Work to complete -
Reproduce the entries. Match every word.

======== Data supplied

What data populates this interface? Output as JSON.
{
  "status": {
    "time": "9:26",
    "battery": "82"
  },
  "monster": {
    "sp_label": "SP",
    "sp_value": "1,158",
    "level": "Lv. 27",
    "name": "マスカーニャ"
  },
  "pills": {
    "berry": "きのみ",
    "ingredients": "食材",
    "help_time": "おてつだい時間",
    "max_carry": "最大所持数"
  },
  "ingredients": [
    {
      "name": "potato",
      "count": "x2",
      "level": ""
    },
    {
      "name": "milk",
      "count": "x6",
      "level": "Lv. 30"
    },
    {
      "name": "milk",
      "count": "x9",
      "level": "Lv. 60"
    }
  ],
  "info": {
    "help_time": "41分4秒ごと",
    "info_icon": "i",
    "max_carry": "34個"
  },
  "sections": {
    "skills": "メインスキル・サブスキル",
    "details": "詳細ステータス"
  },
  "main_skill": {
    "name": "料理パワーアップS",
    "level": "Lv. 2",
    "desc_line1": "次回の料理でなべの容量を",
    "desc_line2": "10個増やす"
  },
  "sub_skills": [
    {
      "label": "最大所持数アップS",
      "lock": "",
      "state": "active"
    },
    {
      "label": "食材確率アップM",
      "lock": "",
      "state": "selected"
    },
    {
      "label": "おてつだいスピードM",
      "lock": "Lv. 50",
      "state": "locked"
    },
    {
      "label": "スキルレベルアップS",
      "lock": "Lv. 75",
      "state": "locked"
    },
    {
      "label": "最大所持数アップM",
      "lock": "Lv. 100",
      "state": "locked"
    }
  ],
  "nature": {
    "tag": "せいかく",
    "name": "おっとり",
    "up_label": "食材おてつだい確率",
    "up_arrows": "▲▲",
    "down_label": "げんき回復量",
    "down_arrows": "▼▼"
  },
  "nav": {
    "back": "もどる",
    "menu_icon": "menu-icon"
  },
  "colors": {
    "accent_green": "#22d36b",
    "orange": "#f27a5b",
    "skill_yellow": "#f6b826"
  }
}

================

Task output -
What data populates this interface? Output as JSON.
{
  "status": {
    "time": "9:26",
    "battery": "82"
  },
  "monster": {
    "sp_label": "SP",
    "sp_value": "1,158",
    "level": "Lv. 27",
    "name": "マスカーニャ"
  },
  "pills": {
    "berry": "きのみ",
    "ingredients": "食材",
    "help_time": "おてつだい時間",
    "max_carry": "最大所持数"
  },
  "ingredients": [
    {
      "name": "potato",
      "count": "x2",
      "level": ""
    },
    {
      "name": "milk",
      "count": "x6",
      "level": "Lv. 30"
    },
    {
      "name": "milk",
      "count": "x9",
      "level": "Lv. 60"
    }
  ],
  "info": {
    "help_time": "41分4秒ごと",
    "info_icon": "i",
    "max_carry": "34個"
  },
  "sections": {
    "skills": "メインスキル・サブスキル",
    "details": "詳細ステータス"
  },
  "main_skill": {
    "name": "料理パワーアップS",
    "level": "Lv. 2",
    "desc_line1": "次回の料理でなべの容量を",
    "desc_line2": "10個増やす"
  },
  "sub_skills": [
    {
      "label": "最大所持数アップS",
      "lock": "",
      "state": "active"
    },
    {
      "label": "食材確率アップM",
      "lock": "",
      "state": "selected"
    },
    {
      "label": "おてつだいスピードM",
      "lock": "Lv. 50",
      "state": "locked"
    },
    {
      "label": "スキルレベルアップS",
      "lock": "Lv. 75",
      "state": "locked"
    },
    {
      "label": "最大所持数アップM",
      "lock": "Lv. 100",
      "state": "locked"
    }
  ],
  "nature": {
    "tag": "せいかく",
    "name": "おっとり",
    "up_label": "食材おてつだい確率",
    "up_arrows": "▲▲",
    "down_label": "げんき回復量",
    "down_arrows": "▼▼"
  },
  "nav": {
    "back": "もどる",
    "menu_icon": "menu-icon"
  },
  "colors": {
    "accent_green": "#22d36b",
    "orange": "#f27a5b",
    "skill_yellow": "#f6b826"
  }
}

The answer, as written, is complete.